The main parties' manifestos for the general election all contained numerous proposed employment law reforms, the Conservatives promising "the greatest expansion in workers' rights by any Conservative government in history" while Labour included a 20 point "plan for security and equality at work" proposing radical changes to the rights of individuals and strengthening the position of unions. The political uncertainty resulting from the outcome of the election means that it is now unclear which, if any, of these proposals will see the light of day. However, it may be helpful to those planning HR strategy to note the key areas featuring in all the main party manifestos, as these can perhaps be seen as the most likely to see change at some point. They include:

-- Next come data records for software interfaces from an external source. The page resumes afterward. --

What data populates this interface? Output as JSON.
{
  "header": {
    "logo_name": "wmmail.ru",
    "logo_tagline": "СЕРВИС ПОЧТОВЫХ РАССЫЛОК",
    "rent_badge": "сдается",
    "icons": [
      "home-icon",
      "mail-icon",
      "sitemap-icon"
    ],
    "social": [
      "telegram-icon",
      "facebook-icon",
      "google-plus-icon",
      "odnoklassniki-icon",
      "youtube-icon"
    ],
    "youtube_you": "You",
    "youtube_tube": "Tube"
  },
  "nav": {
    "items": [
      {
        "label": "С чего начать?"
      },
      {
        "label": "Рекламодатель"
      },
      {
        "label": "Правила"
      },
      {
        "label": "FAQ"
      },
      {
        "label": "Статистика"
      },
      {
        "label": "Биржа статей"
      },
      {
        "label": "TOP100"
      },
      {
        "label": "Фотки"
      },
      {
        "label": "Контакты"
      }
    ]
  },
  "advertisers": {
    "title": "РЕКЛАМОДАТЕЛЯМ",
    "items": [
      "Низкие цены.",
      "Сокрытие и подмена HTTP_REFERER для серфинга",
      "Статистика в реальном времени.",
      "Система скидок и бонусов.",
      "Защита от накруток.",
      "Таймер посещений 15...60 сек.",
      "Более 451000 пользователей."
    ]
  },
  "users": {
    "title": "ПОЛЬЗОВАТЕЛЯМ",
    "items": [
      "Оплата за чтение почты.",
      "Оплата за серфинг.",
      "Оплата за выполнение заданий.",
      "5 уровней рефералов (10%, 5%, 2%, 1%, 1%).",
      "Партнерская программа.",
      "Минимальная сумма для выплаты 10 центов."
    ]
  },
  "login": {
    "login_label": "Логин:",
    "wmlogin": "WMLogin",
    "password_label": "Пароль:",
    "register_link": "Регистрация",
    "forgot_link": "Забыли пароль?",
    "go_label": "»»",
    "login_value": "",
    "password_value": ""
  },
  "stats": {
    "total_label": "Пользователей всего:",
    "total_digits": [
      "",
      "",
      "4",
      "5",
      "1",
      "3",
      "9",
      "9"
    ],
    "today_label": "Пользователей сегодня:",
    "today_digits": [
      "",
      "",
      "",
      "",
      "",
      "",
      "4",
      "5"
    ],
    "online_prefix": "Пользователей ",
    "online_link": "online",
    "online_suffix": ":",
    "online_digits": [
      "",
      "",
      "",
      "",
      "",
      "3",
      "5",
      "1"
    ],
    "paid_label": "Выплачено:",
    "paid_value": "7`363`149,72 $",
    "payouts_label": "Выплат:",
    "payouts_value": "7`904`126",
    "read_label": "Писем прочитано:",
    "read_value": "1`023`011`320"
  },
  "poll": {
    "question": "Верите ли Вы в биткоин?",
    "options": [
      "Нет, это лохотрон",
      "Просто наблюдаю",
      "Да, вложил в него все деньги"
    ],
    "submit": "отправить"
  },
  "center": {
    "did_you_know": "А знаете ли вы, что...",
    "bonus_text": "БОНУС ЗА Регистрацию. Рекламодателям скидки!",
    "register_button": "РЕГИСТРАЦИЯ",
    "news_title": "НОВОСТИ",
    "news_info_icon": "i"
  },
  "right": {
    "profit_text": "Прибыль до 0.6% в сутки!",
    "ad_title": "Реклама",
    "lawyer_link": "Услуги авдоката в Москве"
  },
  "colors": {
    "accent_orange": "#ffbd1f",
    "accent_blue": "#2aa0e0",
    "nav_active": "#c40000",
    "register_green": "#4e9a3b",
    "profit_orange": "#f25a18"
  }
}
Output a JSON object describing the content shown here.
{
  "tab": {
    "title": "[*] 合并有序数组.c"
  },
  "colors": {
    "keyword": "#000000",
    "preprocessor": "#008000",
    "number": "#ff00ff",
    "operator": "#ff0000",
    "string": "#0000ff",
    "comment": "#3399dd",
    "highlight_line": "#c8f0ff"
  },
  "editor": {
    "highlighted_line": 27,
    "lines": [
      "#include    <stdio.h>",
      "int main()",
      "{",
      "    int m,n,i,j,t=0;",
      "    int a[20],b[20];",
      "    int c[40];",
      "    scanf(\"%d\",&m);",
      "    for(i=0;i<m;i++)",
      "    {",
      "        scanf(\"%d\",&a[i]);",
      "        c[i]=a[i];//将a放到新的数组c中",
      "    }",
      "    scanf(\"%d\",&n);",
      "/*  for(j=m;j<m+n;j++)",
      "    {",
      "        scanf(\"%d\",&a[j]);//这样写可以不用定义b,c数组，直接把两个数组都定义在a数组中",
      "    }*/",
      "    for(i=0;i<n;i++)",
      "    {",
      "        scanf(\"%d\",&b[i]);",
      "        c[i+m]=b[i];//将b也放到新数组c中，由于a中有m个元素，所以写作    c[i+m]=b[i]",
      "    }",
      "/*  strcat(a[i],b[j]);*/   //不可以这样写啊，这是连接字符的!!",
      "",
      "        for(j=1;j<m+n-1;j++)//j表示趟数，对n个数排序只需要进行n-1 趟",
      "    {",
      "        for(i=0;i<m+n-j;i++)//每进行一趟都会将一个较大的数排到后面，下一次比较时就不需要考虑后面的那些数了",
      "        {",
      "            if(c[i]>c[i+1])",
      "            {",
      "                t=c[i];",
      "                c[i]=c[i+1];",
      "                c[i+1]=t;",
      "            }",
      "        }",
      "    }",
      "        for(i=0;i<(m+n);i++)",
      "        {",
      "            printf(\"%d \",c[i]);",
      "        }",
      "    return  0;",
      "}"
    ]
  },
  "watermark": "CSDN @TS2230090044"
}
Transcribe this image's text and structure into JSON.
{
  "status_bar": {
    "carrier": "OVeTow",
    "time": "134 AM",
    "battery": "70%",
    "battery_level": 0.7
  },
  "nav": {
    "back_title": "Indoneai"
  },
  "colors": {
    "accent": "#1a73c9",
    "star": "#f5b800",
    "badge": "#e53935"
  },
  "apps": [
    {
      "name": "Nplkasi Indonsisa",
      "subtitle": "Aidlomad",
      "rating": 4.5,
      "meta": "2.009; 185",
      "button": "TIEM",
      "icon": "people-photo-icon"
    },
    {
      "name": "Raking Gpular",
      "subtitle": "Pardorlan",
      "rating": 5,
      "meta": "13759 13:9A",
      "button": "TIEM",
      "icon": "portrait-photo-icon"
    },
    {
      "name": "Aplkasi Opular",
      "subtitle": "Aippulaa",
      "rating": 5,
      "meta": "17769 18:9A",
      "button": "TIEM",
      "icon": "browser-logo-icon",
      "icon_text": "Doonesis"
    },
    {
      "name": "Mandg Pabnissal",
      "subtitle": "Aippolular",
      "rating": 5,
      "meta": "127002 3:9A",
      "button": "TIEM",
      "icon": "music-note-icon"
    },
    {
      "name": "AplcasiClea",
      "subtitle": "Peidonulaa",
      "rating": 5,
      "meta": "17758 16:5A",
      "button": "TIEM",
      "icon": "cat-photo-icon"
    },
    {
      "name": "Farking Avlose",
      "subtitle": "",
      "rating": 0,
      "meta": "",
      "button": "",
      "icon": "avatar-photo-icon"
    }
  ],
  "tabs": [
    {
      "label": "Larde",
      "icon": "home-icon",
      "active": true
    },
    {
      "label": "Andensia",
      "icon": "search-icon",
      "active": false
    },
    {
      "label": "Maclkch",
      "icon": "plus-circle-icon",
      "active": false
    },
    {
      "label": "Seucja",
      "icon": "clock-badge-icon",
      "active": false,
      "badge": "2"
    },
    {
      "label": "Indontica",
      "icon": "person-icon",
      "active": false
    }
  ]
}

Employers should review whether their policies and practices could be disadvantaging employees with a particular protected characteristic. The Supreme Court has ruled that statistics showing a disparate impact may be enough to get an indirect discrimination claim off the ground; there is no need to establish why that particular group is disadvantaged by the policy, that the claimant suffers disadvantage for the same reason, or that all of the group are disadvantaged in the same way. It is enough for the claimant to produce statistics showing that the group is disadvantaged and that the claimant is a member of that group and also suffered the disadvantage. It will then be for the employer to show that it was something other than the policy that caused the claimant's situation, or to justify the policy.
- On 28 March the Government Equality Office published its long-awaited consultation on caste discrimination, announced back in September 2016. The consultation will run until 18 July 2017 and seeks views on whether preventing caste discrimination is best done by legislation expressly specifying caste as an aspect of race, or by relying on case law (given an EAT ruling that caste is already protected as it falls within the existing concept of "ethnic origin" to the extent that it relates to descent). The Government is concerned that the method chosen avoids "unhelpful and socially divisive consequences such as promoting, creating or entrenching ideas of caste or heightening caste consciousness where they do not previously exist". The Government asks whether there are aspects of caste which are not related to descent and which therefore would not be protected by case law. It is also concerned that, if aspects of the public sector equality duty and positive action provisions apply to caste (either because case-law is relied on, or because they are not expressly disapplied on legislating for caste), this might encourage employers to ask people about their caste, which the Government does not support on the basis it is potentially intrusive and socially divisive.